Director: Mike Flanagan
Cast: Karen Gillan, Brenton Thwaites, Katee Sackhoff, Rory Cochrance
Running time:103 mins
Release date: June 13th
Past and present come face-to-face in horror flick Oculus as Mike Flanagan explores themes of reflection, liminality and creeping evil. The director has adapted his short film into a feature, but the finished product falls short of going the distance.
When Tim Russell (Brenton Thwaites) walks out the door of a mental facility having been cleared for release, he looks ready to start afresh. The young man had been incarcerated years earlier for his part in the violent deaths of his parents, although what exactly went down is not clear. But his older sister Kaylie (Karen Gillan) is not so ready to move on.
She is adamant that an antique mirror in the former family home was responsible for the deaths of her parents, and is intent on enlisting her little bro to help destroy the mirror and prove that there were unexplained forces at work when the tragedy occurred. Tim, however, has spent years ridding himself of any notions of supernatural influences. Having come to terms with his own culpability, he is reluctant to indulge her in hocus-pocus-based mission. But his sister has him knee-deep in her crusade before he knows it, and it is not long before things begin to get freaky.
In terms of narrative structure, Flanagan takes us back and forth through time. Flashbacks to the period leading up to the siblings’ parents’ deaths are used to give a greater understanding of what is happening in the present. Dad Alan (Rory Cochrane) seems distracted and preoccupied with work, while mum Marie (Katee Sackhoff) is focused on getting the family settled into their new home. Both undergo a disintegration of their mental states, and this part of the story would make for an interesting film in its own right.
As for fright value, the director flexes his muscles through his inventiveness. There are no fancy effects here yet his clever use of sound and lighting create a palpable sense of tension, while he employs the element of surprise adroitly to provide some much-needed jolts.
But all this is negated by the inherent structural faults. Oculus starts promisingly, and the first third whets the appetite sufficiently before things begin to unravel midway through. There is a scene where Kaylie sets up multiple cameras in the house to record the strange goings-on supposedly instigated by the mirror. What follows is a back-and-forth debate between herself and Tim, the latter espousing a rational outlook and she a supernatural one. It is painfully contrived and the actors are incapable of making it seem less so.
The plot descends into silliness in the final third as it becomes increasingly confusing. This lack of clarity is a direct by-product of the decision to withhold information earlier on in a bid to pique the viewer’s curiosity, which unfortunately has soured by the time the film enters the home straight.

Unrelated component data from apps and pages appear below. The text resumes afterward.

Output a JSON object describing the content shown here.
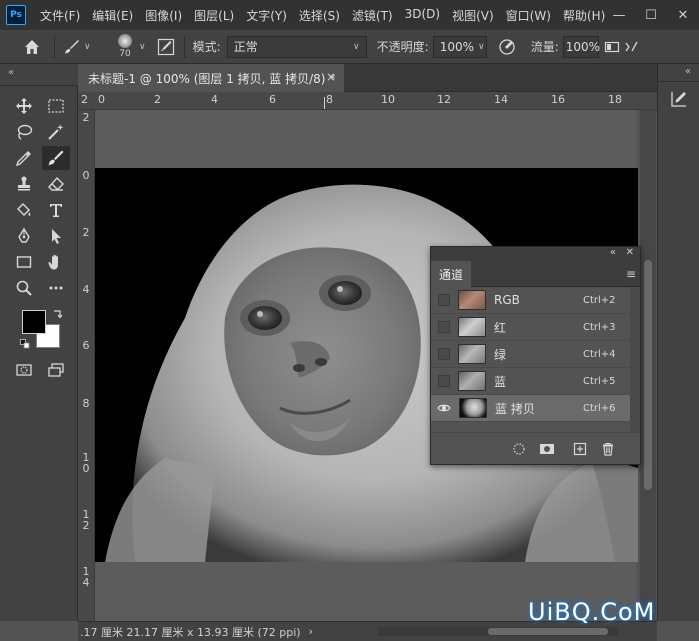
{
  "app": {
    "logo": "Ps"
  },
  "menu": [
    "文件(F)",
    "编辑(E)",
    "图像(I)",
    "图层(L)",
    "文字(Y)",
    "选择(S)",
    "滤镜(T)",
    "3D(D)",
    "视图(V)",
    "窗口(W)",
    "帮助(H)"
  ],
  "window_controls": {
    "minimize": "—",
    "maximize": "☐",
    "close": "✕"
  },
  "options": {
    "brush_size": "70",
    "mode_label": "模式:",
    "mode_value": "正常",
    "opacity_label": "不透明度:",
    "opacity_value": "100%",
    "flow_label": "流量:",
    "flow_value": "100%"
  },
  "panel_collapse": "«",
  "document": {
    "tab_title": "未标题-1 @ 100% (图层 1 拷贝, 蓝 拷贝/8) *",
    "close": "×"
  },
  "ruler_top": [
    "2",
    "0",
    "2",
    "4",
    "6",
    "8",
    "10",
    "12",
    "14",
    "16",
    "18"
  ],
  "ruler_left": [
    "2",
    "0",
    "2",
    "4",
    "6",
    "8",
    "1\n0",
    "1\n2",
    "1\n4"
  ],
  "status": {
    "text": ".17 厘米   21.17 厘米 x 13.93 厘米 (72 ppi)",
    "arrow": "›"
  },
  "channels_panel": {
    "top_collapse": "«",
    "top_close": "✕",
    "tab": "通道",
    "menu_icon": "≡",
    "rows": [
      {
        "name": "RGB",
        "shortcut": "Ctrl+2",
        "visible": false,
        "selected": false,
        "thumb": "color"
      },
      {
        "name": "红",
        "shortcut": "Ctrl+3",
        "visible": false,
        "selected": false,
        "thumb": "gray-light"
      },
      {
        "name": "绿",
        "shortcut": "Ctrl+4",
        "visible": false,
        "selected": false,
        "thumb": "gray"
      },
      {
        "name": "蓝",
        "shortcut": "Ctrl+5",
        "visible": false,
        "selected": false,
        "thumb": "gray"
      },
      {
        "name": "蓝 拷贝",
        "shortcut": "Ctrl+6",
        "visible": true,
        "selected": true,
        "thumb": "bw"
      }
    ]
  },
  "watermark": "UiBQ.CoM",
  "colors": {
    "foreground": "#000000",
    "background": "#ffffff",
    "accent": "#31a8ff"
  }
}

At first glance, the most perplexing thing about Oculus is the fact that it is all about a magic mirror. Flanagan has admitted that a looking glass is ‘not the most intuitive of movie monsters’, but his problems run deeper than that. There are scares aplenty throughout, yet the suspension of disbelief required to take a magic mirror film seriously in the first place fails to hold in the face of plot development that becomes increasingly erratic as events unfold.